■ **Given entries**
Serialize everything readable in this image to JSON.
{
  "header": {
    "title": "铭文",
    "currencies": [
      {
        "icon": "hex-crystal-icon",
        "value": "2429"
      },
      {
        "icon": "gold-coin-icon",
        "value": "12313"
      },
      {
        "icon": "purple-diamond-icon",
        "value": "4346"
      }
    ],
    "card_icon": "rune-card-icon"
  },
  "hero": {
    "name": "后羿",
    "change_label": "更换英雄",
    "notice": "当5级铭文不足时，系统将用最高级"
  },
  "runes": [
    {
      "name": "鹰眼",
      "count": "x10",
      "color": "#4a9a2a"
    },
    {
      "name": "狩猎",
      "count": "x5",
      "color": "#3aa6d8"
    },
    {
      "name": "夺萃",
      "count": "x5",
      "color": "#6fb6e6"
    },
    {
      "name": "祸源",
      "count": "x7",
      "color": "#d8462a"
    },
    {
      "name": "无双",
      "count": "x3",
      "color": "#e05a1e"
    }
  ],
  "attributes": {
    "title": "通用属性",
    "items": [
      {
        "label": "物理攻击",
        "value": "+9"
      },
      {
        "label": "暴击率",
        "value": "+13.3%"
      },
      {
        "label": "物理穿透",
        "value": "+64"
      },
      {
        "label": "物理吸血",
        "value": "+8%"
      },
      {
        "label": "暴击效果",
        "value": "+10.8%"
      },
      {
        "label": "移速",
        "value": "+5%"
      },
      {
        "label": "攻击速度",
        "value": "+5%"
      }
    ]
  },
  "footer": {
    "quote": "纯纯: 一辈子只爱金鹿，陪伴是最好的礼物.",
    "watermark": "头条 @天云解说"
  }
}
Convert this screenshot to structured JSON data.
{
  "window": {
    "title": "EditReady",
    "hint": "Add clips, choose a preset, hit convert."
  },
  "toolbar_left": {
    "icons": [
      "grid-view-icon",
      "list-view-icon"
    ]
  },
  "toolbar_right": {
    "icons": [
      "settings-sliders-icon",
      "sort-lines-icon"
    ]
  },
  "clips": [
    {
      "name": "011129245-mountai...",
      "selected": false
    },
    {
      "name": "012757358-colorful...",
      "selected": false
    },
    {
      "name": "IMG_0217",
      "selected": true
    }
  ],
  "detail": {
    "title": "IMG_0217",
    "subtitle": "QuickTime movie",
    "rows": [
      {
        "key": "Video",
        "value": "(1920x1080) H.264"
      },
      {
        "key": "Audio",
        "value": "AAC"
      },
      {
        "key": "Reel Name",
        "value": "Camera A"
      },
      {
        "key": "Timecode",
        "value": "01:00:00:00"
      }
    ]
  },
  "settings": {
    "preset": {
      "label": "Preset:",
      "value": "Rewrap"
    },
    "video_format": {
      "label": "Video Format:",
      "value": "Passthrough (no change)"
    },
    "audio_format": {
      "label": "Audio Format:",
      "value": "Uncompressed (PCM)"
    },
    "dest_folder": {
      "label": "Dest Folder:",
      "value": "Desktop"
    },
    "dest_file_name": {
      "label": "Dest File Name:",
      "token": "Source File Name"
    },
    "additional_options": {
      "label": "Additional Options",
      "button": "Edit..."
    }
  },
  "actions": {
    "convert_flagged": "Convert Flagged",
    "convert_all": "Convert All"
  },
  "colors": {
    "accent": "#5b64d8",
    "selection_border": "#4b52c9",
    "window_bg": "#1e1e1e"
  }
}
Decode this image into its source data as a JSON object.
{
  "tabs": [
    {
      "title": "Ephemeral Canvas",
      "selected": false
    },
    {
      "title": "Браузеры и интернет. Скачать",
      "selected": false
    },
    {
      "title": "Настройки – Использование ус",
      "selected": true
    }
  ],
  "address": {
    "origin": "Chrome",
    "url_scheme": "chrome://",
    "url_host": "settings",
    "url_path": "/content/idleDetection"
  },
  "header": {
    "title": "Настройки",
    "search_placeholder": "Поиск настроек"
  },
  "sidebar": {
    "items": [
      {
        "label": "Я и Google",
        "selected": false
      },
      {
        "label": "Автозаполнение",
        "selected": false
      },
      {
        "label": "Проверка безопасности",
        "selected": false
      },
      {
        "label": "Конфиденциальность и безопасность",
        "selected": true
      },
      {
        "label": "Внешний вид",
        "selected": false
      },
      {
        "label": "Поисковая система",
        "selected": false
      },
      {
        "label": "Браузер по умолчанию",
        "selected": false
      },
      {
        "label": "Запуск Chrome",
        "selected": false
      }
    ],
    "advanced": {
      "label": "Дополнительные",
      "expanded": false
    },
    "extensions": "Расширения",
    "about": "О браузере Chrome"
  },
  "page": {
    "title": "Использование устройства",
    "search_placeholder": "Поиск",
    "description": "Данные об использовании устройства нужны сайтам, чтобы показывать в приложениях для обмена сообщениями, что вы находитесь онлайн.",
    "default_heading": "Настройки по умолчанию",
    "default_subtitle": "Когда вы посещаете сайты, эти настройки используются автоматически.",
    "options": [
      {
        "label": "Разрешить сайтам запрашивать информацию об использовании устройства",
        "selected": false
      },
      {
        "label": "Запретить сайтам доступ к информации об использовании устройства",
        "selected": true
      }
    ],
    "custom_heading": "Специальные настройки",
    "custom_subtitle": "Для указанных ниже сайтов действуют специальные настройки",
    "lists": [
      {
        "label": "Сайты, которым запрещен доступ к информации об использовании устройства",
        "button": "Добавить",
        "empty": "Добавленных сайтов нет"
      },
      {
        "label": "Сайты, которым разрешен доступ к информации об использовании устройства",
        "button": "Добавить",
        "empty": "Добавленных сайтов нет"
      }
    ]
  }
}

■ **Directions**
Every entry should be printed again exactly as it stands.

■ **Problem solution**
Serialize everything readable in this image to JSON.
{
  "header": {
    "title": "铭文",
    "currencies": [
      {
        "icon": "hex-crystal-icon",
        "value": "2429"
      },
      {
        "icon": "gold-coin-icon",
        "value": "12313"
      },
      {
        "icon": "purple-diamond-icon",
        "value": "4346"
      }
    ],
    "card_icon": "rune-card-icon"
  },
  "hero": {
    "name": "后羿",
    "change_label": "更换英雄",
    "notice": "当5级铭文不足时，系统将用最高级"
  },
  "runes": [
    {
      "name": "鹰眼",
      "count": "x10",
      "color": "#4a9a2a"
    },
    {
      "name": "狩猎",
      "count": "x5",
      "color": "#3aa6d8"
    },
    {
      "name": "夺萃",
      "count": "x5",
      "color": "#6fb6e6"
    },
    {
      "name": "祸源",
      "count": "x7",
      "color": "#d8462a"
    },
    {
      "name": "无双",
      "count": "x3",
      "color": "#e05a1e"
    }
  ],
  "attributes": {
    "title": "通用属性",
    "items": [
      {
        "label": "物理攻击",
        "value": "+9"
      },
      {
        "label": "暴击率",
        "value": "+13.3%"
      },
      {
        "label": "物理穿透",
        "value": "+64"
      },
      {
        "label": "物理吸血",
        "value": "+8%"
      },
      {
        "label": "暴击效果",
        "value": "+10.8%"
      },
      {
        "label": "移速",
        "value": "+5%"
      },
      {
        "label": "攻击速度",
        "value": "+5%"
      }
    ]
  },
  "footer": {
    "quote": "纯纯: 一辈子只爱金鹿，陪伴是最好的礼物.",
    "watermark": "头条 @天云解说"
  }
}
Convert this screenshot to structured JSON data.
{
  "window": {
    "title": "EditReady",
    "hint": "Add clips, choose a preset, hit convert."
  },
  "toolbar_left": {
    "icons": [
      "grid-view-icon",
      "list-view-icon"
    ]
  },
  "toolbar_right": {
    "icons": [
      "settings-sliders-icon",
      "sort-lines-icon"
    ]
  },
  "clips": [
    {
      "name": "011129245-mountai...",
      "selected": false
    },
    {
      "name": "012757358-colorful...",
      "selected": false
    },
    {
      "name": "IMG_0217",
      "selected": true
    }
  ],
  "detail": {
    "title": "IMG_0217",
    "subtitle": "QuickTime movie",
    "rows": [
      {
        "key": "Video",
        "value": "(1920x1080) H.264"
      },
      {
        "key": "Audio",
        "value": "AAC"
      },
      {
        "key": "Reel Name",
        "value": "Camera A"
      },
      {
        "key": "Timecode",
        "value": "01:00:00:00"
      }
    ]
  },
  "settings": {
    "preset": {
      "label": "Preset:",
      "value": "Rewrap"
    },
    "video_format": {
      "label": "Video Format:",
      "value": "Passthrough (no change)"
    },
    "audio_format": {
      "label": "Audio Format:",
      "value": "Uncompressed (PCM)"
    },
    "dest_folder": {
      "label": "Dest Folder:",
      "value": "Desktop"
    },
    "dest_file_name": {
      "label": "Dest File Name:",
      "token": "Source File Name"
    },
    "additional_options": {
      "label": "Additional Options",
      "button": "Edit..."
    }
  },
  "actions": {
    "convert_flagged": "Convert Flagged",
    "convert_all": "Convert All"
  },
  "colors": {
    "accent": "#5b64d8",
    "selection_border": "#4b52c9",
    "window_bg": "#1e1e1e"
  }
}
Decode this image into its source data as a JSON object.
{
  "tabs": [
    {
      "title": "Ephemeral Canvas",
      "selected": false
    },
    {
      "title": "Браузеры и интернет. Скачать",
      "selected": false
    },
    {
      "title": "Настройки – Использование ус",
      "selected": true
    }
  ],
  "address": {
    "origin": "Chrome",
    "url_scheme": "chrome://",
    "url_host": "settings",
    "url_path": "/content/idleDetection"
  },
  "header": {
    "title": "Настройки",
    "search_placeholder": "Поиск настроек"
  },
  "sidebar": {
    "items": [
      {
        "label": "Я и Google",
        "selected": false
      },
      {
        "label": "Автозаполнение",
        "selected": false
      },
      {
        "label": "Проверка безопасности",
        "selected": false
      },
      {
        "label": "Конфиденциальность и безопасность",
        "selected": true
      },
      {
        "label": "Внешний вид",
        "selected": false
      },
      {
        "label": "Поисковая система",
        "selected": false
      },
      {
        "label": "Браузер по умолчанию",
        "selected": false
      },
      {
        "label": "Запуск Chrome",
        "selected": false
      }
    ],
    "advanced": {
      "label": "Дополнительные",
      "expanded": false
    },
    "extensions": "Расширения",
    "about": "О браузере Chrome"
  },
  "page": {
    "title": "Использование устройства",
    "search_placeholder": "Поиск",
    "description": "Данные об использовании устройства нужны сайтам, чтобы показывать в приложениях для обмена сообщениями, что вы находитесь онлайн.",
    "default_heading": "Настройки по умолчанию",
    "default_subtitle": "Когда вы посещаете сайты, эти настройки используются автоматически.",
    "options": [
      {
        "label": "Разрешить сайтам запрашивать информацию об использовании устройства",
        "selected": false
      },
      {
        "label": "Запретить сайтам доступ к информации об использовании устройства",
        "selected": true
      }
    ],
    "custom_heading": "Специальные настройки",
    "custom_subtitle": "Для указанных ниже сайтов действуют специальные настройки",
    "lists": [
      {
        "label": "Сайты, которым запрещен доступ к информации об использовании устройства",
        "button": "Добавить",
        "empty": "Добавленных сайтов нет"
      },
      {
        "label": "Сайты, которым разрешен доступ к информации об использовании устройства",
        "button": "Добавить",
        "empty": "Добавленных сайтов нет"
      }
    ]
  }
}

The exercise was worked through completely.